The I Support You Movement is very aware that breastfeeding where there is no access to a safe water supply and sterilising equipment can be life saving. As Mums we are furious; by 2017 there should freaking well be clean water and sterilising equipment available for every baby and child on the planet, but sadly there is not. In those places, breastfeeding is the one of the only things that women can to do try to protect their babies and we are absolutely behind initiatives, such as World Breastfeeding Week, that highlight the importance of breastfeeding for children in areas with limited access to clean water.
In the UK however, things are a bit different and we want to focus on how World Breastfeeding Week went down here. We had hoped for something new and fresh but are left with the feeling that it’s gone a little stale, like yesterday’s loaf.
Today we live in an increasingly non-binary world, no longer is there a ‘norm’, we don’t have to be limited by our biology or by what is ‘natural’. Sexuality is to be celebrated within the bounds of consent, respect and personal preference. We strive to accept our differences, we celebrate them and we teach our children to stand up for the right to be different.
Yet World Breastfeeding Week 2017 asks us to champion the ‘norm’ and ‘natural’ and asexual.
We knew that a celebration of all infant feeding would be unlikely, but we had hoped for at least a celebration of breastfeeding. Instead negative attitudes towards breastfeeding were given a platform. We heard of children who found breastfeeding ‘yukky’. The thing is, children think broccoli is yukky, not because they have societally-driven pejorative messages about the yukkiness of broccoli but because they are children. Pretty much anything except Lego cards and Minecraft is yukky. Shining the spotlight on the old-fashioned, minority attitudes that we want to eradicate risks normalising them. Instead we should shout loudly about the laws that protect breastfeeding women and lay out our vision for the camaraderie and kindness that could be the future of infant feeding.
Infant formula and those who use it again faced the implication that they are uneducated, victims or active opponents of the ‘biological norm’. That their use of infant formula is risky and harmful and a result of ignorance. These attitudes won’t win people over but only alienate them further.

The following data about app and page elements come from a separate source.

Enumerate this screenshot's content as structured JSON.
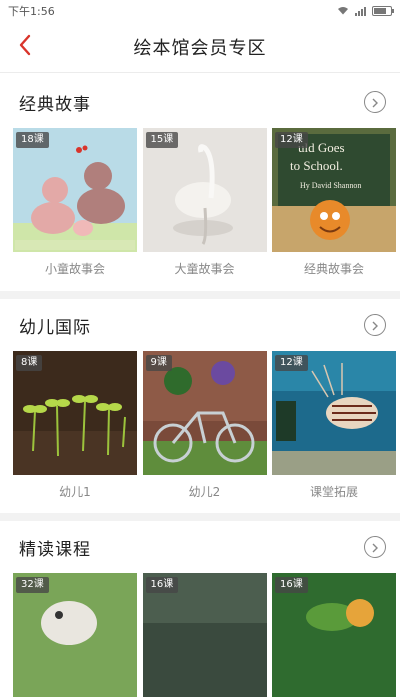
{
  "status": {
    "time": "下午1:56"
  },
  "header": {
    "title": "绘本馆会员专区"
  },
  "sections": [
    {
      "title": "经典故事",
      "items": [
        {
          "badge": "18课",
          "label": "小童故事会"
        },
        {
          "badge": "15课",
          "label": "大童故事会"
        },
        {
          "badge": "12课",
          "label": "经典故事会",
          "cover_text": [
            "uld Goes",
            "to School.",
            "Hy David Shannon"
          ]
        }
      ]
    },
    {
      "title": "幼儿国际",
      "items": [
        {
          "badge": "8课",
          "label": "幼儿1"
        },
        {
          "badge": "9课",
          "label": "幼儿2"
        },
        {
          "badge": "12课",
          "label": "课堂拓展"
        }
      ]
    },
    {
      "title": "精读课程",
      "items": [
        {
          "badge": "32课",
          "label": ""
        },
        {
          "badge": "16课",
          "label": ""
        },
        {
          "badge": "16课",
          "label": ""
        }
      ]
    }
  ],
  "colors": {
    "back_arrow": "#d9342b",
    "divider": "#f2f2f2"
  }
}
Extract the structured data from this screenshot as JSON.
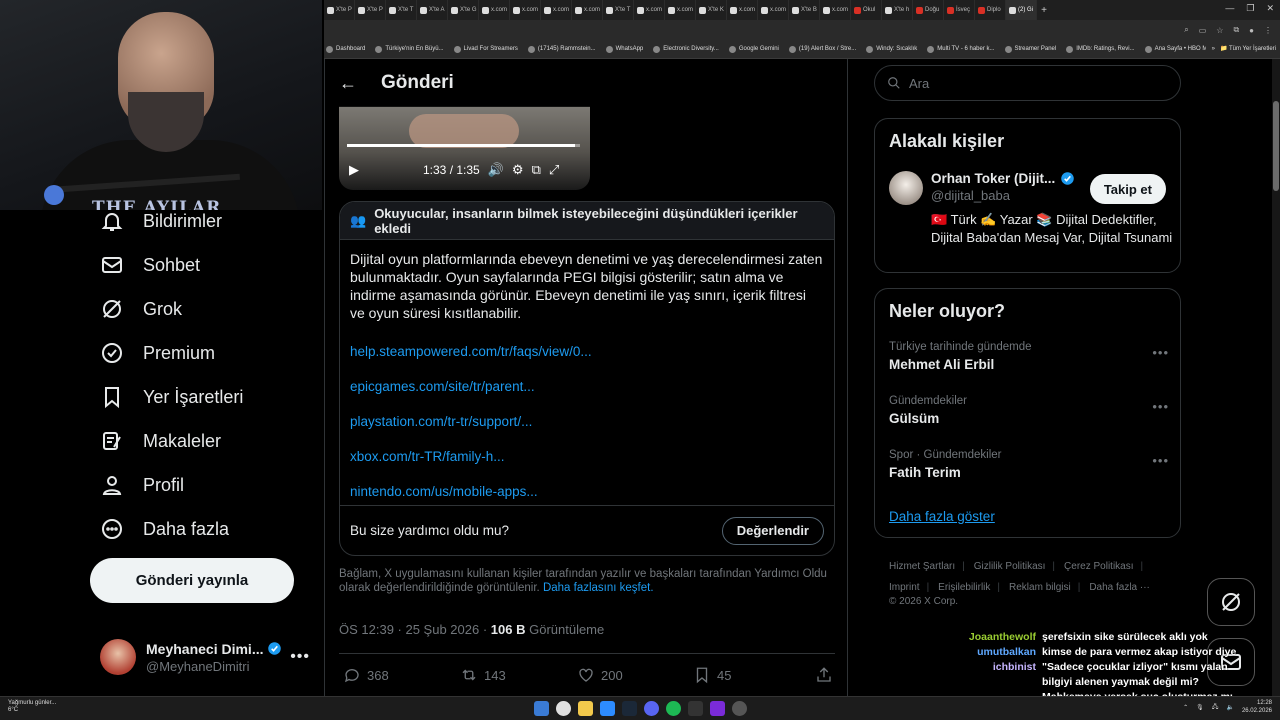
{
  "browser": {
    "tabs": [
      {
        "label": "X'te P",
        "fav": "x"
      },
      {
        "label": "X'te P",
        "fav": "x"
      },
      {
        "label": "X'te T",
        "fav": "x"
      },
      {
        "label": "X'te A",
        "fav": "x"
      },
      {
        "label": "X'te G",
        "fav": "x"
      },
      {
        "label": "x.com",
        "fav": "x"
      },
      {
        "label": "x.com",
        "fav": "x"
      },
      {
        "label": "x.com",
        "fav": "x"
      },
      {
        "label": "x.com",
        "fav": "x"
      },
      {
        "label": "X'te T",
        "fav": "x"
      },
      {
        "label": "x.com",
        "fav": "x"
      },
      {
        "label": "x.com",
        "fav": "x"
      },
      {
        "label": "X'te K",
        "fav": "x"
      },
      {
        "label": "x.com",
        "fav": "x"
      },
      {
        "label": "x.com",
        "fav": "x"
      },
      {
        "label": "X'te B",
        "fav": "x"
      },
      {
        "label": "x.com",
        "fav": "x"
      },
      {
        "label": "Okul",
        "fav": "red"
      },
      {
        "label": "X'te h",
        "fav": "x"
      },
      {
        "label": "Doğu",
        "fav": "red"
      },
      {
        "label": "İsveç",
        "fav": "red"
      },
      {
        "label": "Diplo",
        "fav": "red"
      },
      {
        "label": "(2) Gi",
        "fav": "x"
      }
    ],
    "new_tab": "+",
    "bookmarks": [
      "Dashboard",
      "Türkiye'nin En Büyü...",
      "Livad For Streamers",
      "(17145) Rammstein...",
      "WhatsApp",
      "Electronic Diversity...",
      "Google Gemini",
      "(19) Alert Box / Stre...",
      "Windy: Sıcaklık",
      "Multi TV - 6 haber k...",
      "Streamer Panel",
      "IMDb: Ratings, Revi...",
      "Ana Sayfa • HBO Max"
    ],
    "bookmarks_more": "»",
    "bookmarks_folder": "Tüm Yer İşaretleri"
  },
  "webcam": {
    "overlay_text": "THE AYILAR"
  },
  "leftnav": {
    "items": [
      {
        "label": "Bildirimler",
        "icon": "bell-icon"
      },
      {
        "label": "Sohbet",
        "icon": "mail-icon"
      },
      {
        "label": "Grok",
        "icon": "grok-icon"
      },
      {
        "label": "Premium",
        "icon": "premium-icon"
      },
      {
        "label": "Yer İşaretleri",
        "icon": "bookmark-icon"
      },
      {
        "label": "Makaleler",
        "icon": "article-icon"
      },
      {
        "label": "Profil",
        "icon": "profile-icon"
      },
      {
        "label": "Daha fazla",
        "icon": "more-circle-icon"
      }
    ],
    "post_button": "Gönderi yayınla",
    "account": {
      "name": "Meyhaneci Dimi...",
      "handle": "@MeyhaneDimitri",
      "more": "•••"
    }
  },
  "post": {
    "header_title": "Gönderi",
    "video": {
      "time": "1:33 / 1:35",
      "progress": 0.98
    },
    "community_note": {
      "header": "Okuyucular, insanların bilmek isteyebileceğini düşündükleri içerikler ekledi",
      "body": "Dijital oyun platformlarında ebeveyn denetimi ve yaş derecelendirmesi zaten bulunmaktadır. Oyun sayfalarında PEGI bilgisi gösterilir; satın alma ve indirme aşamasında görünür. Ebeveyn denetimi ile yaş sınırı, içerik filtresi ve oyun süresi kısıtlanabilir.",
      "links": [
        "help.steampowered.com/tr/faqs/view/0...",
        "epicgames.com/site/tr/parent...",
        "playstation.com/tr-tr/support/...",
        "xbox.com/tr-TR/family-h...",
        "nintendo.com/us/mobile-apps..."
      ],
      "helpful_question": "Bu size yardımcı oldu mu?",
      "rate_button": "Değerlendir"
    },
    "disclaimer": "Bağlam, X uygulamasını kullanan kişiler tarafından yazılır ve başkaları tarafından Yardımcı Oldu olarak değerlendirildiğinde görüntülenir.",
    "disclaimer_link": "Daha fazlasını keşfet.",
    "timestamp": "ÖS 12:39 · 25 Şub 2026 · ",
    "views_count": "106 B",
    "views_label": " Görüntüleme",
    "actions": {
      "replies": "368",
      "reposts": "143",
      "likes": "200",
      "bookmarks": "45"
    }
  },
  "right": {
    "search_placeholder": "Ara",
    "related": {
      "title": "Alakalı kişiler",
      "name": "Orhan Toker (Dijit...",
      "handle": "@dijital_baba",
      "follow_button": "Takip et",
      "bio": "🇹🇷 Türk ✍️ Yazar 📚 Dijital Dedektifler, Dijital Baba'dan Mesaj Var, Dijital Tsunami"
    },
    "trends": {
      "title": "Neler oluyor?",
      "items": [
        {
          "context": "Türkiye tarihinde gündemde",
          "name": "Mehmet Ali Erbil"
        },
        {
          "context": "Gündemdekiler",
          "name": "Gülsüm"
        },
        {
          "context": "Spor · Gündemdekiler",
          "name": "Fatih Terim"
        }
      ],
      "show_more": "Daha fazla göster"
    },
    "footer_links": [
      "Hizmet Şartları",
      "Gizlilik Politikası",
      "Çerez Politikası",
      "Imprint",
      "Erişilebilirlik",
      "Reklam bilgisi",
      "Daha fazla ···"
    ],
    "copyright": "© 2026 X Corp."
  },
  "chat": [
    {
      "user": "Joaanthewolf",
      "color": "#9acd32",
      "text": "şerefsixin sike sürülecek aklı yok"
    },
    {
      "user": "umutbalkan",
      "color": "#5fa8ff",
      "text": "kimse de para vermez akap istiyor diye"
    },
    {
      "user": "ichbinist",
      "color": "#c7b6ff",
      "text": "\"Sadece çocuklar izliyor\" kısmı yalan bilgiyi alenen yaymak değil mi? Mahkemeye versek suç oluşturmaz mı"
    }
  ],
  "taskbar": {
    "weather_title": "Yağmurlu günler...",
    "weather_temp": "6°C",
    "time": "12:28",
    "date": "26.02.2026"
  },
  "colors": {
    "accent": "#1d9bf0",
    "background": "#000000",
    "border": "#2f3336",
    "muted": "#71767b"
  }
}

The phrase ‘more support’ is ubiquitous. More funding for more support, that’s all we need. But at a time where we can edit genomes and transplant entire faces, it is astonishing that we still know very little about the functioning of the human breast – and how to fix problems when things go wrong.
While societal pressures/barriers may well exist, the reason that women most frequently cite for early cessation of breastfeeding is pain – but there is shockingly little proper science about how to fix a sore nipple! When we can’t even decide on the what the incidence of undersupply is, whether it be temporary or chronic, how can we hope to address it? Estimates range from 2% to 44%, but again, the available research is sparse. As a result, peer support in its current form has struggled to show its worth and this needs to change.
Here’s what we propose at ISY:
The I Support You Movement wants every family to feel comforted, supported and confident in their infant feeding choices. Every time you go to feed your baby in public and at home you should feel like John Travolta in Saturday Night Fever. For us, this means following these three steps:
- Celebrate all families and feeding methods: not everyone has breasts, not everyone wants to or can breastfeed, not every baby can either. For some breastfeeding is a hard-won battle and for others it’s a dream. We should celebrate all of this; the new normal is that there is no normal.
- Prioritise funding to good quality research studies, targeting areas where we lack knowledge.
- Make a commitment to LISTEN to the women who are disappointed with their infant feeding services and address their complaints so that we can make things better.
Let’s make #WBW17 a lesson for next year; we need 2018 to be an Infant Feeding Week with real purpose and commitment and that starts now.